The gameplay is a big mix between God of War, Legend of Zelda, Diablo, Portal and Prince of Persia with some RPG elements. Unlike his brother War, Death is not a damage sponge and if you don’t learn to dodge you’ll find yourself in a lot of trouble fast. Another thing is Death can’t block so you must dodge attacks. Strangely enough both War and Death each find a gun belonging to their brother Strife. War is given Mercy in the first game and Death is given Redemption. Speculated that Strife left them in his last visit. In the first game when an enemy was near death an icon would appear above it’s head to signal a finishing move this time it’s up to chance for it to happen as weapons hold different abilities.
Darksiders II followed Diablo in it’s random loot system from enemy drops. The drops scale to your level and the difficulty you set it too. Death always fights with scythes as his primary weapon but the choice of his secondary is up to your kind of play style. There’s lots variations of slow heavy hitters and fast light weapons for you to choose from that have different specials. What’s really nice is when you find the rare possessed weapons which upgrade by feeding it your other weapons or armor. You can also choose the attributes you want to add to your possessed weapon from what you sacrifice. The combo system goes from using just your scythes with subtle delays in button presses to changing between weapons. Certain combos end with Death transforming into his ultimate form for the final blow. Death’s ultimate form can be used by building reaper energy which you might want to save to use on bosses. There are some points at the end of big boss battles that felt like there could have been some quick time events but they’ve only did maybe 2 in the whole game.

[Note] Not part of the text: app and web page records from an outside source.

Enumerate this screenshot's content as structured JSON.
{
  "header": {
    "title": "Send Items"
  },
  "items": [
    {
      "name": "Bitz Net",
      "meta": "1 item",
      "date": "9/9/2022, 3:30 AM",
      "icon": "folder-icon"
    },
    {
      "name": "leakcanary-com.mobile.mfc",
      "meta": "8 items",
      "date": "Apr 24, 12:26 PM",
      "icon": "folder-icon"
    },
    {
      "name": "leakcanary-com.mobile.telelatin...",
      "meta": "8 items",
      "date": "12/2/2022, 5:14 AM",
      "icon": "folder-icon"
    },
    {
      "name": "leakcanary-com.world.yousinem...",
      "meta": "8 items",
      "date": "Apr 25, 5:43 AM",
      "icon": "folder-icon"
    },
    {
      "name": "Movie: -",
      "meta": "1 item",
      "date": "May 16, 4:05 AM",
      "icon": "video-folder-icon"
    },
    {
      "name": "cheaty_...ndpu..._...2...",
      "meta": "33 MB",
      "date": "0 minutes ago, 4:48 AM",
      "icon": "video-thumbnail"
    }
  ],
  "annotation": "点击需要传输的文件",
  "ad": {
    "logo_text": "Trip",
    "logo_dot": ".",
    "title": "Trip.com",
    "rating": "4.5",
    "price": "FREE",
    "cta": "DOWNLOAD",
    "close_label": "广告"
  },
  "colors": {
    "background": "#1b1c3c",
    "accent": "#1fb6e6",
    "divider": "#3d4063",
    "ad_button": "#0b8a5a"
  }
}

Puzzles are a big part of the Darksiders franchise once again the game does not hold your hand when it comes solving these puzzles. When you come across a new ability such as a grapple or a portal gun, you’ll be shown what can be done with it once and then you’re left to your devices. Also there’s many areas early in the game you’ll have to go back and revisit as you may have not been able to reach them before. Most of the puzzles are pretty good but some will really have you scratching your head. It’s a good challenge and you really feel like you accomplished something when solving it. A nice thing they added is that at the end of the game my character will be different from how you set up your character from armor and weapons to magic and buffs. There are two specific skill trees which are Harbinger and Necromancer. You can mix and match or go purely one side. It’s all up to you. And if you feel like you didn’t like your choices you can go to Vulgrim and for a small price 1,000 gold you can completely respec your points.
- Outstanding character design
- Battles are fun
- Loot system and upgradable weapons
- Big Bosses
- Puzzles give a nice challenge
- Great soundtrack with nice voice acting
- Invisible walls and designated climbing areas
- Weak story progression
- Death is easily persuaded
- Lots of back tracking
The Old Guy in Me Says
If you played the first Darksiders and liked it I highly suggest you continue and play Death’s side of the story. They changed it enough so Death does not play like War and added some new things like the loot system to keep you hunting for rare items. The gameplay is a lot fun and rewarding when you get past some of it’s harder puzzles. The story progressing isn’t as strong in this game as it is in the first but it won’t take much away from the experience.